    My personal encounter with the GN-34 started my long history of “drive-bys” while in Dearborn. I won’t encourage you to do the same, and Ford will certainly not like it. But given enough trips, you will see many things you shouldn’t be seeing.

    One of my trips revealed a Taurus SHO with the front end of a Mercury Sable. It took me until the following spring to understand that what I had seen was indeed the next-generation Taurus SHO.

    A later trip involved driving around (not past, but around the outside on all 4 sides) the original 1994 Mustang ‘”Team Mustang” development building – the location of which wasn’t exactly a secret. Driving past open doors… revealed lots of 1994 Mustangs! Unfortunately, I never saw a “mule” – a FOX Mustang with an SN-95 front end or other parts. Later, the same building was used to develop the all-new F-150.

    How about a Mercury Marauder two years before it came out? Full production trim, right down to the undisguised name in the rear bumper. I pulled up near it – the driver looked over at me – and took off to get away. Revealing a nice sounding high performance engine.

    A less interesting find was a highly revised Windstar… spotted near a Jack Roush building.

    A far more interesting find was a 2000 Cobra R prototype – actually several of them during a period when I was traveling thru Detroit regularly. Both the earlier prototype (built on the earlier SN-95 chassis and with a very different rear wing) and several later prototypes on the late SN-95 body. Including a final prototype driving thru a snow storm!

    And there was lots more. How about a ~98-vintage Explorer – with the future 2002 fully-independent suspension underneath? Fully instrumented underneath with every sensor you could imagine. It had already been reported that the Explorer was going to move to an IRS, and this vehicle or one like it had already been photographed. The chance to see it up close and personal was *very* interesting – especially in the “mule” engineering underneath which adapted the production prototype pieces to a cut-up and re-sectioned older chassis. Even to the point of fabricating the gas filler on the opposite side (with a pop-riveted aluminum plate over the old hole).

    One of the easiest finds was a black Expedition with a Lightning front-end and trim. Some Ford execs took it to the airport to pick up some people just as I was coming out to get my rental car. This same vehicle was later photographed and identified as an SVT prototype that didn’t make it into production.

    But the best find was a Lincoln LS with a strut-type front suspension. As I reported in an earlier posting, when I saw this (confirming a talk I had with Tom S. of SVT a year earlier, otherwise it might only have been an experiment), my heart sank. This was probably proof that the new Mustang would have a strut front end (although the rear on this engineering car was still independent… that probably didn’t mean anything). And this was in 2002… I didn’t know it but the Mustang program was in trouble and temporarily on hold. When it finally came back it was dumbed down even further (and any platform-mates that may have been planned were gone from the plan).

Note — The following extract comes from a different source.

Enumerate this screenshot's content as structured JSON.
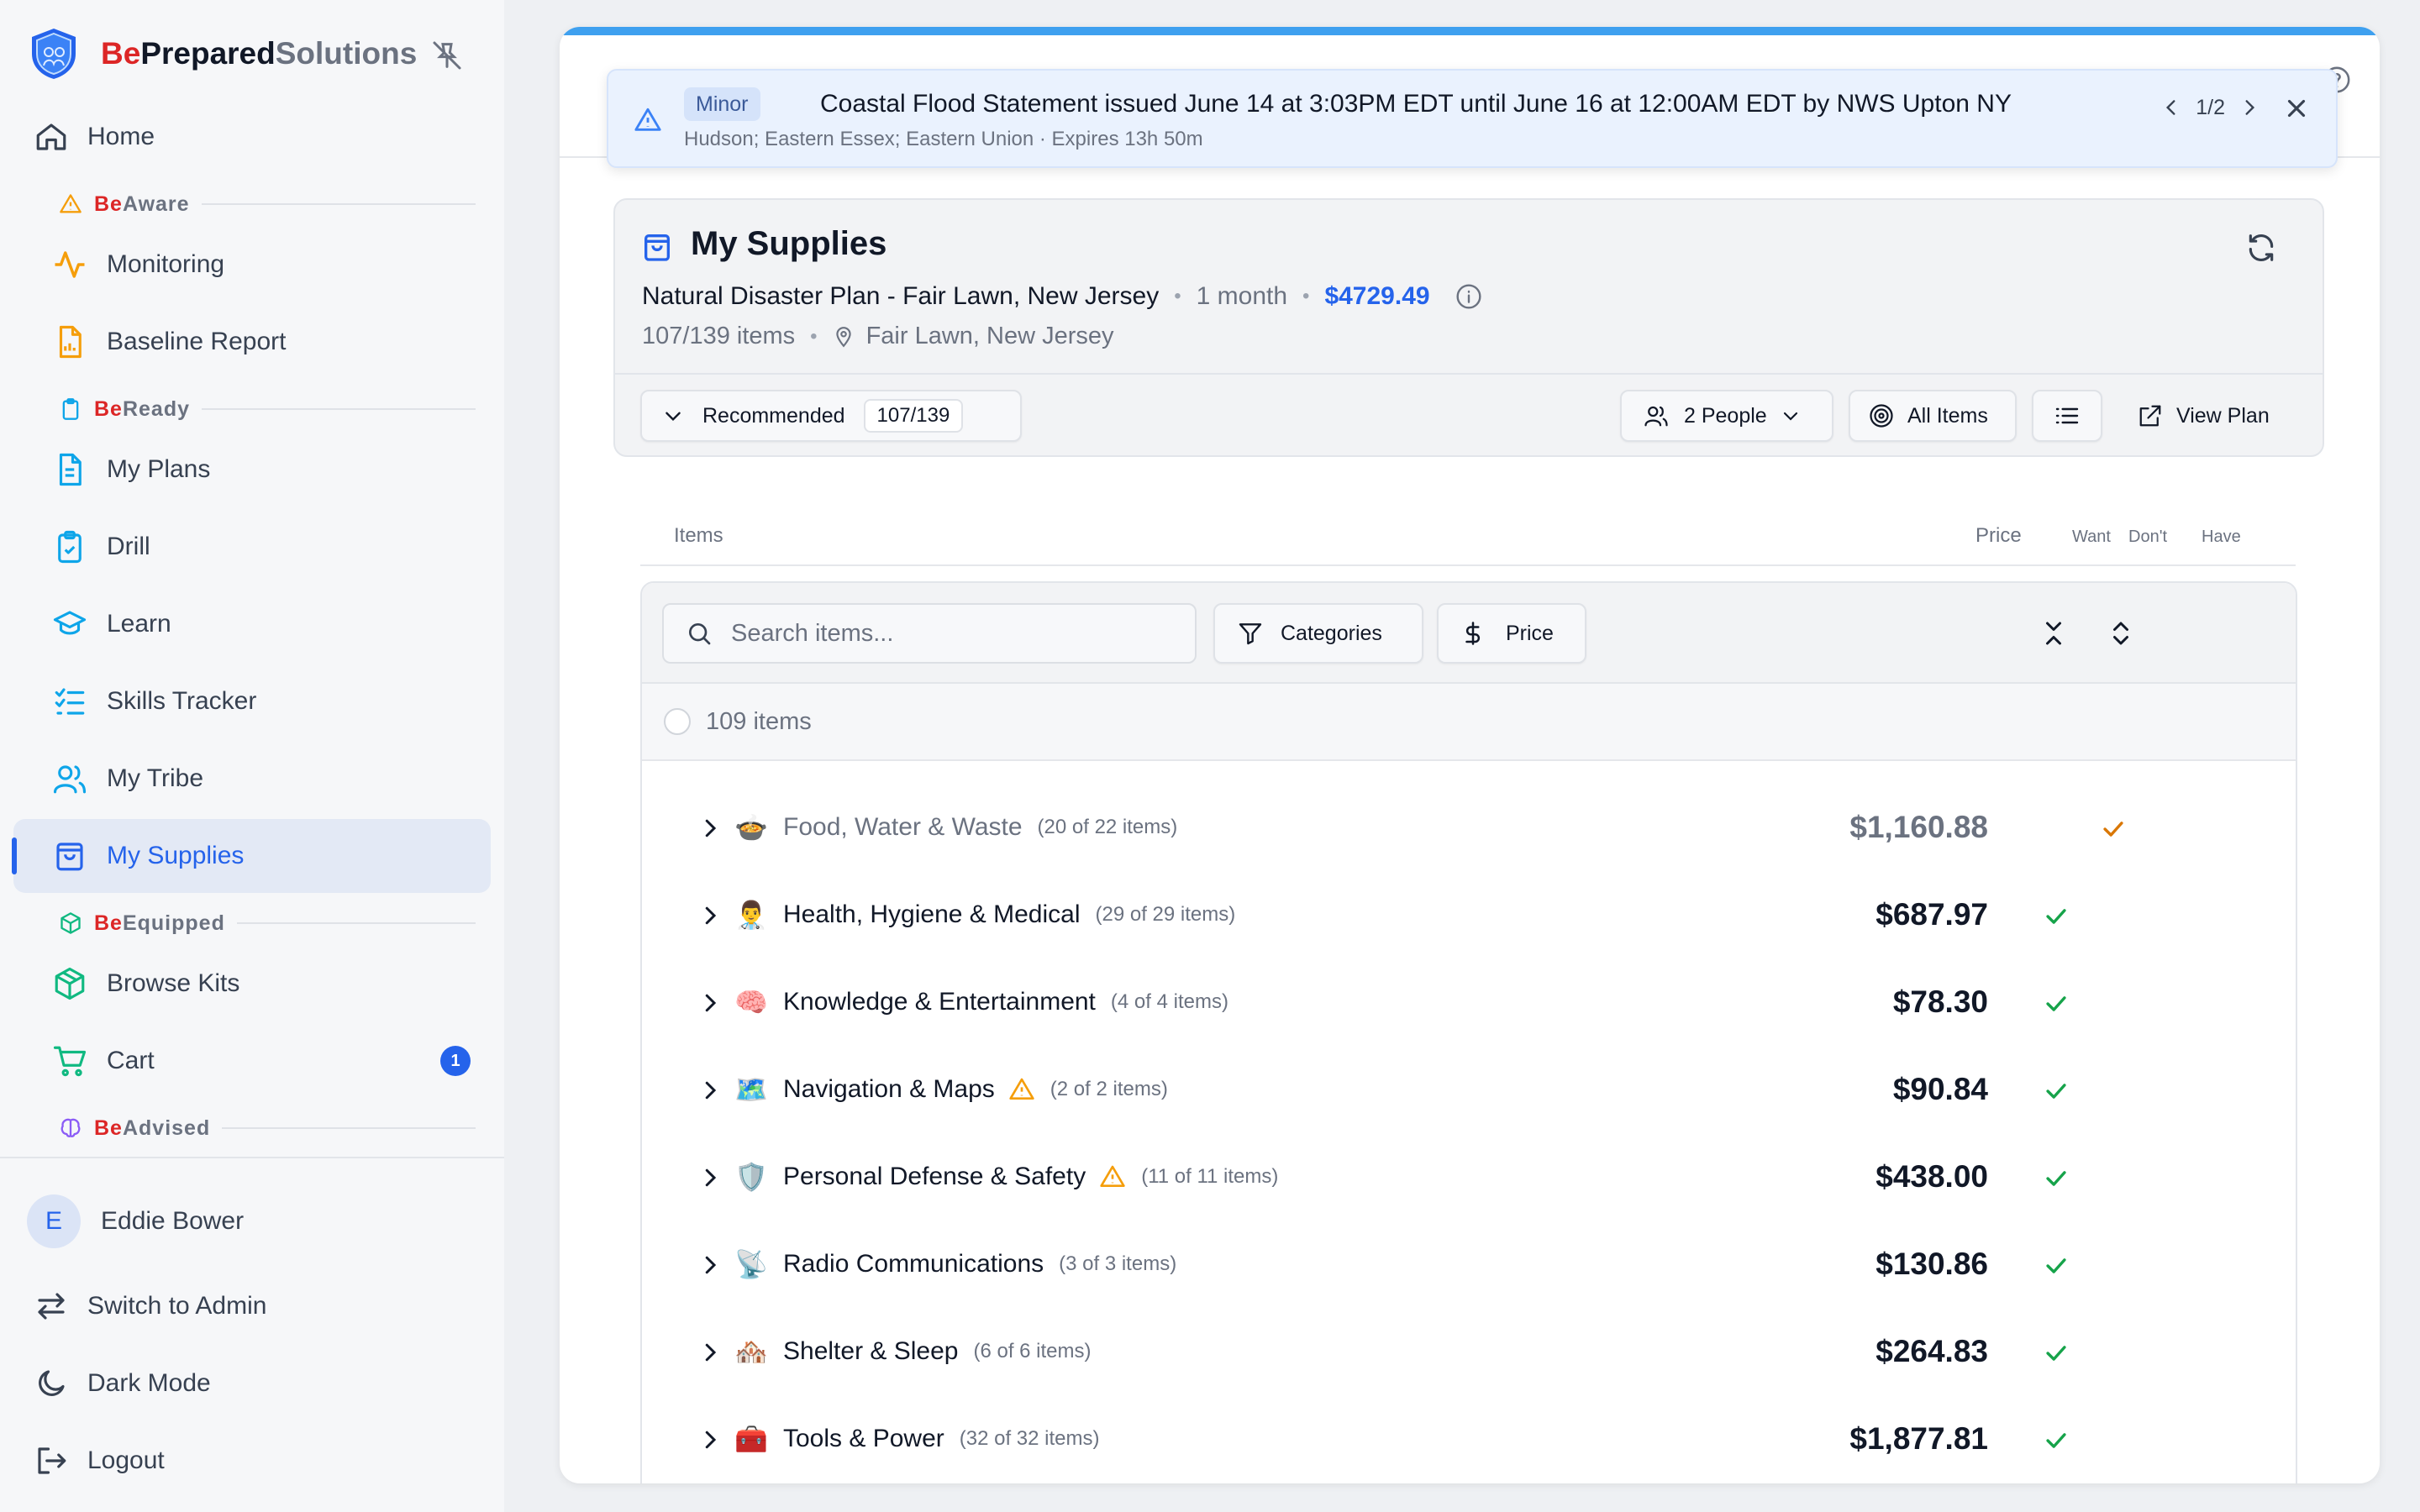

    The LS was in what I called the “mule car junkyard” – in an open lot next to a popular restaurant and watering hole. It was actually sometimes used as spillover parking for the popular chain restaurant – so it was fair game for me to park in there. I used to eat lunch in there myself sometimes – and I heard a number of interesting things being discussed by Ford engineers. Discussions I wanted to join… but of course couldn’t.  At that particular time, the lot also included several Aston Martins and some European Fords (Euro Fiestas and Foci were commonplace).

    BTW, that lot is no longer used for that purpose… perhaps partly because they noticed me (and certainly lots of other folks) climbing under various cars to look around. Of course it was a public lot… a poor choice on their part.